*Filed under Cat’s Life*
Ingrid Michaelson sang from the corner of the room. The wine cooler kinked as Alex set the half empty bottle back in it’s place. Baci purred, wrapped in his favorite blanket, eyes shutting slowly in a rhythm of content. Misha slept peacefully in a tight ball next to me on the velvet of the parsons chair, head covered by her tail, uninterrupted by anything or anyone. I bit my lip and pierced my eyes, rearranging the tiles yet again, counting points in my head. Next to my tiles, I could see the sand falling slow and steady through the curves of the hourglass.
Recently, this scene has been nothing but a faint memory. I tell you shamefully that we have found ourselves stuck in the “sitcom reruns and surfing the Internet” rut each night. Our bodies brushed against each other, feet tangled, shoulders rubbed together, we quietly ignore one another. There’s the occasional, subconscious “I love you” and the shuffling to the kitchen for a refill. But, in general, the night passes like a terrible bad habit.

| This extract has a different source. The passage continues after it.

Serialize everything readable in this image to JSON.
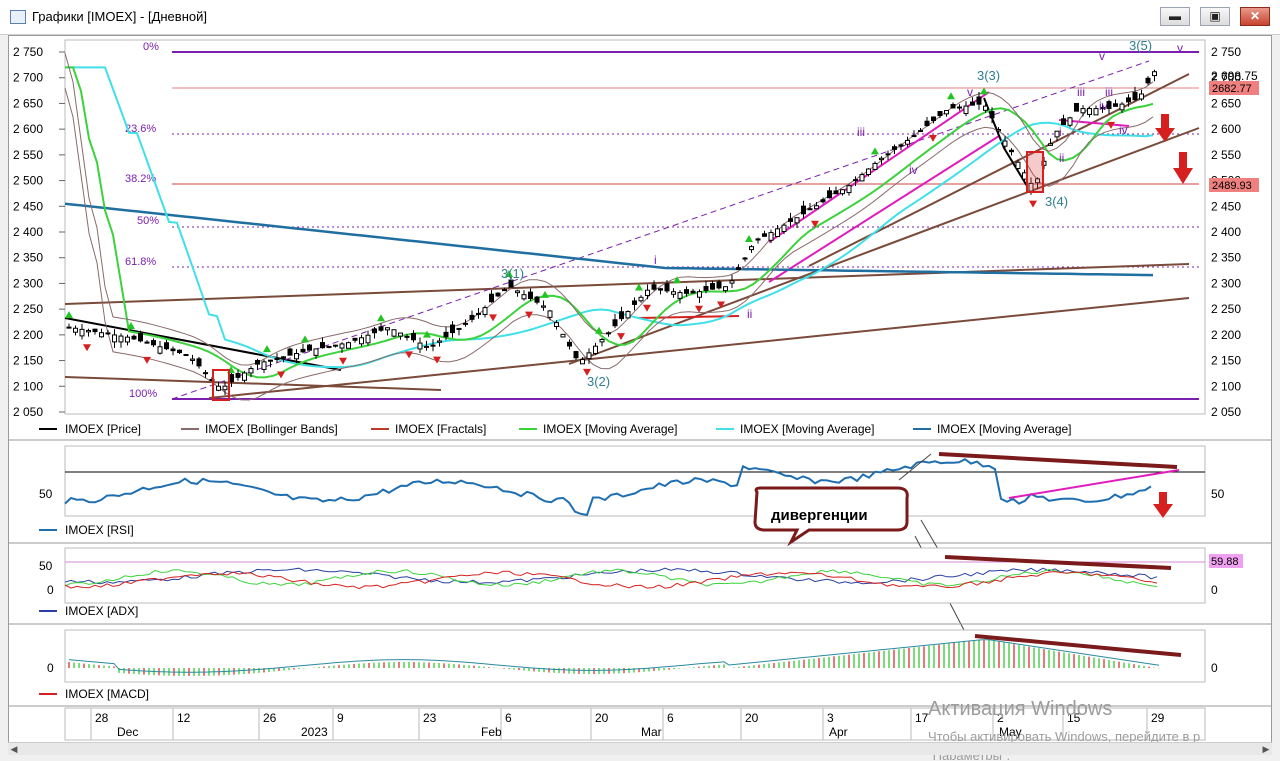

Routines can become a curse. We blame our horrible routine on year after year of working full time, coming home late from second jobs, taking evening classes and just needing to decompress. It doesn’t make it any better. New year, new excuses. The evil of two overachievers falling in love is that they can forget to leave something for their own romance. Accidentally, we give each other our leftover selves.
I placed dinner in the oven and set the timer. “Let’s play Scrabble,” he says. “Perfect. I’ll set it up on the ottoman.” “No, let’s do it in the dining room. Otherwise I’ll just get sucked into the TV and the night will disappear.” The honesty. The unspoken truth. The elephant in the room. I agree and we move our weeknight lives to the dining room.
So there we are, half drunk on indie music and Tuesday night’s poison-of-choice. We flirt and we laugh. We can’t help but talk about Baci and Misha. We discuss our plans. We lie to each other, bending the rules, making up words and cursing our tiles. We look in each others eyes and we see each other.
It didn’t happen over dinner downtown, sushi in the dim light of Tsunami or tiramasu in the back corner of Piccola Roma. It didn’t happen on a vacation, away from the dust and messy piles of our home. The wine was whatever was forgotten in the fridge months ago and the Fat Tire was leftover from the weekend. Dinner came from the freezer, topped with barbecue sauce and ketchup. The music was just Pandora. It was us, surrendering to our daily lives and giving each other a chance. And for that, I am thankful that Alex suggested the dining room last night.